_Exercise details_. Pick the lines holding the string "zoom" out of the records and copy them.

[Saved entries]
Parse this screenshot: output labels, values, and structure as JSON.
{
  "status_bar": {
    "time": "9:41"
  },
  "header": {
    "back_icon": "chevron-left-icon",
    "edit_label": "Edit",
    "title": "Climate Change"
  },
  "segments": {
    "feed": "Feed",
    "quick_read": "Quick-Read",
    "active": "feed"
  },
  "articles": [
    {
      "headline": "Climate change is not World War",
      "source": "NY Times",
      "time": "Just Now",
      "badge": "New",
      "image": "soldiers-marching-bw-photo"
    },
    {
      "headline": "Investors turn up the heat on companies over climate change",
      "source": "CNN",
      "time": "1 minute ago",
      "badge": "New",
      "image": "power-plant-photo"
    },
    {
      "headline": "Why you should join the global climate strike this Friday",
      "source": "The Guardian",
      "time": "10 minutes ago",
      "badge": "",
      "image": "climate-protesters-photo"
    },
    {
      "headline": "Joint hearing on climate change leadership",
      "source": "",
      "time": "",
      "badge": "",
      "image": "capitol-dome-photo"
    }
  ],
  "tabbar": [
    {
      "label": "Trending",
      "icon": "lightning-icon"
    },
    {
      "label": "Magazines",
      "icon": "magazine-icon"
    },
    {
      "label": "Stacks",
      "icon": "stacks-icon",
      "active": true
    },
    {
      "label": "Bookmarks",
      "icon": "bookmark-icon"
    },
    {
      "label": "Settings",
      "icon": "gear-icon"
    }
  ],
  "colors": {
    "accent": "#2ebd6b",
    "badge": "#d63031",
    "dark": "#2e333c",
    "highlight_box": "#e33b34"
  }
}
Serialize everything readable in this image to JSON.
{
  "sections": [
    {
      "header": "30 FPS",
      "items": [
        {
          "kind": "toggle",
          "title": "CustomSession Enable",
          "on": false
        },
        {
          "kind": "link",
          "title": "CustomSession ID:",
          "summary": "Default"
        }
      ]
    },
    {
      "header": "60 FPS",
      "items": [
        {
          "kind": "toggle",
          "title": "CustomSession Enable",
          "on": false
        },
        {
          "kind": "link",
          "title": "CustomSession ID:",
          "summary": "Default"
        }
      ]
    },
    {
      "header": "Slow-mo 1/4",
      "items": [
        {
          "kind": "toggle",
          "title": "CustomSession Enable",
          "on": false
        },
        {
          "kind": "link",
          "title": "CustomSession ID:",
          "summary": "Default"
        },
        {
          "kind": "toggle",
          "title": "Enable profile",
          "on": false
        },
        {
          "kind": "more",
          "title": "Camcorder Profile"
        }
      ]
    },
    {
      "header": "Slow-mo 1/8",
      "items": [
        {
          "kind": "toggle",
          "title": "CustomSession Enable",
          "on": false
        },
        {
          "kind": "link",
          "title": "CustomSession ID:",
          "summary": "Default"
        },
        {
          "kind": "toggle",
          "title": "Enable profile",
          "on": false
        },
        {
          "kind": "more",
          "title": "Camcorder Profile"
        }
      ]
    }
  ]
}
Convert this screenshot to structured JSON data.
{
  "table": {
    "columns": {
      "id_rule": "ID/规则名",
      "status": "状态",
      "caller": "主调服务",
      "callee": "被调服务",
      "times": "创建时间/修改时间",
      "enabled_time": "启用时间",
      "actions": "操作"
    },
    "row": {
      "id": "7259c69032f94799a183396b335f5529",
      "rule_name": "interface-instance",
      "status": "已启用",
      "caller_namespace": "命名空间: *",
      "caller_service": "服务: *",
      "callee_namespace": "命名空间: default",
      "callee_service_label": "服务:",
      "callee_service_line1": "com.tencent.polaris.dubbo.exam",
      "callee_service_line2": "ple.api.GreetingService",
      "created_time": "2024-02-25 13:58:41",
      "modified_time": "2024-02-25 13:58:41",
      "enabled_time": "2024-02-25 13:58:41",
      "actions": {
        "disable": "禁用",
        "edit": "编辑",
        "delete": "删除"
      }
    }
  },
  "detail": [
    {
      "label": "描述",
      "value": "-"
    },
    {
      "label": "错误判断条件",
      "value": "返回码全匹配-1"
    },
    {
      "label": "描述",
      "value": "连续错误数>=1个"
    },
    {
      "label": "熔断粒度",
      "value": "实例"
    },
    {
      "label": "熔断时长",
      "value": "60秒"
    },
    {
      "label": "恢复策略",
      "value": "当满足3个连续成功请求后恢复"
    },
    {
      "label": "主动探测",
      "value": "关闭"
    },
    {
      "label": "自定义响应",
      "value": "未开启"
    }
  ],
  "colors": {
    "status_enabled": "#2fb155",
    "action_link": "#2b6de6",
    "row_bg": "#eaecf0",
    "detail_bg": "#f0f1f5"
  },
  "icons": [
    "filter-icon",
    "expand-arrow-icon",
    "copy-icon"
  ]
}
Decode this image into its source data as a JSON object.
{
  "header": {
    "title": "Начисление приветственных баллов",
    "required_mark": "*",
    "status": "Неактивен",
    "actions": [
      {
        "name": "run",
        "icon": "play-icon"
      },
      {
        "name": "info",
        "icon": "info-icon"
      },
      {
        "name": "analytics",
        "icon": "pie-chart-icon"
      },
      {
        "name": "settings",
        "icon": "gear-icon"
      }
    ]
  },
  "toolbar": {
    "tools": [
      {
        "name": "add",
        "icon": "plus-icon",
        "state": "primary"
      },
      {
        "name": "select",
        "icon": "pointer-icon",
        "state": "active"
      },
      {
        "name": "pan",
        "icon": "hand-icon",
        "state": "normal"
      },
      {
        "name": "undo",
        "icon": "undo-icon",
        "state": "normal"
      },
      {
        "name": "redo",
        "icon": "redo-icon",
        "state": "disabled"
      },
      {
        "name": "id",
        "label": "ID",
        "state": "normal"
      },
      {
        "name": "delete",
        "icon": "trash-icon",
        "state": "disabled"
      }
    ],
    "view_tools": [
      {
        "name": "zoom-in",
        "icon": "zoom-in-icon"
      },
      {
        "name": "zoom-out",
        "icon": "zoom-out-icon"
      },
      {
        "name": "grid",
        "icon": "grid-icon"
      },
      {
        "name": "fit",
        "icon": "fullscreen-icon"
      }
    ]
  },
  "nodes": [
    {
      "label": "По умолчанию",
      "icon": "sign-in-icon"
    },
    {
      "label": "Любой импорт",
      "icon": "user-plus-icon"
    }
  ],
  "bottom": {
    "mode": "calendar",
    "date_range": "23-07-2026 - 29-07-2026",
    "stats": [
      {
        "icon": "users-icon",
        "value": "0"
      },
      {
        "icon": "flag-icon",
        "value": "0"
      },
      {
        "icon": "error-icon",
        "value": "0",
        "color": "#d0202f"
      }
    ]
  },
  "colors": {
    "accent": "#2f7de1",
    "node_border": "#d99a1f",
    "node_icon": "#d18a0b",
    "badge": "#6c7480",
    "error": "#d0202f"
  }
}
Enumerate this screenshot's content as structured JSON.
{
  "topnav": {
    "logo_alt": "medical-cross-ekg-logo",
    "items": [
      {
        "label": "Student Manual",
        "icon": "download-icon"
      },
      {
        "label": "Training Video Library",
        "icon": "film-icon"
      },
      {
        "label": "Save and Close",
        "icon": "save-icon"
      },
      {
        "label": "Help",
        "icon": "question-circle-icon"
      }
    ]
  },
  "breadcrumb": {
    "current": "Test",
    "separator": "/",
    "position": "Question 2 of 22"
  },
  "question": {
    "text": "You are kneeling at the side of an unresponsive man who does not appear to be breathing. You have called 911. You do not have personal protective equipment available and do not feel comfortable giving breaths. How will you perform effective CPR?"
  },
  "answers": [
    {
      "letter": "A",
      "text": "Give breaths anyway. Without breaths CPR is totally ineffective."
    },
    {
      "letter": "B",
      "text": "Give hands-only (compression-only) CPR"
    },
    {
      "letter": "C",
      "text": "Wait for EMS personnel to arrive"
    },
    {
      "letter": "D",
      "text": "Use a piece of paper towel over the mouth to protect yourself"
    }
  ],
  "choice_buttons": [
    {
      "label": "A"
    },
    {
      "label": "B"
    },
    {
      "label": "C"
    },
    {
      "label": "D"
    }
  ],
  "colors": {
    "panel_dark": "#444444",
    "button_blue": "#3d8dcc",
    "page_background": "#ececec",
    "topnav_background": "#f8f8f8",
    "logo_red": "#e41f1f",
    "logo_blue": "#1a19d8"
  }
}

_Output for this exercise_.
        "name": "zoom-in",
        "icon": "zoom-in-icon"
        "name": "zoom-out",
        "icon": "zoom-out-icon"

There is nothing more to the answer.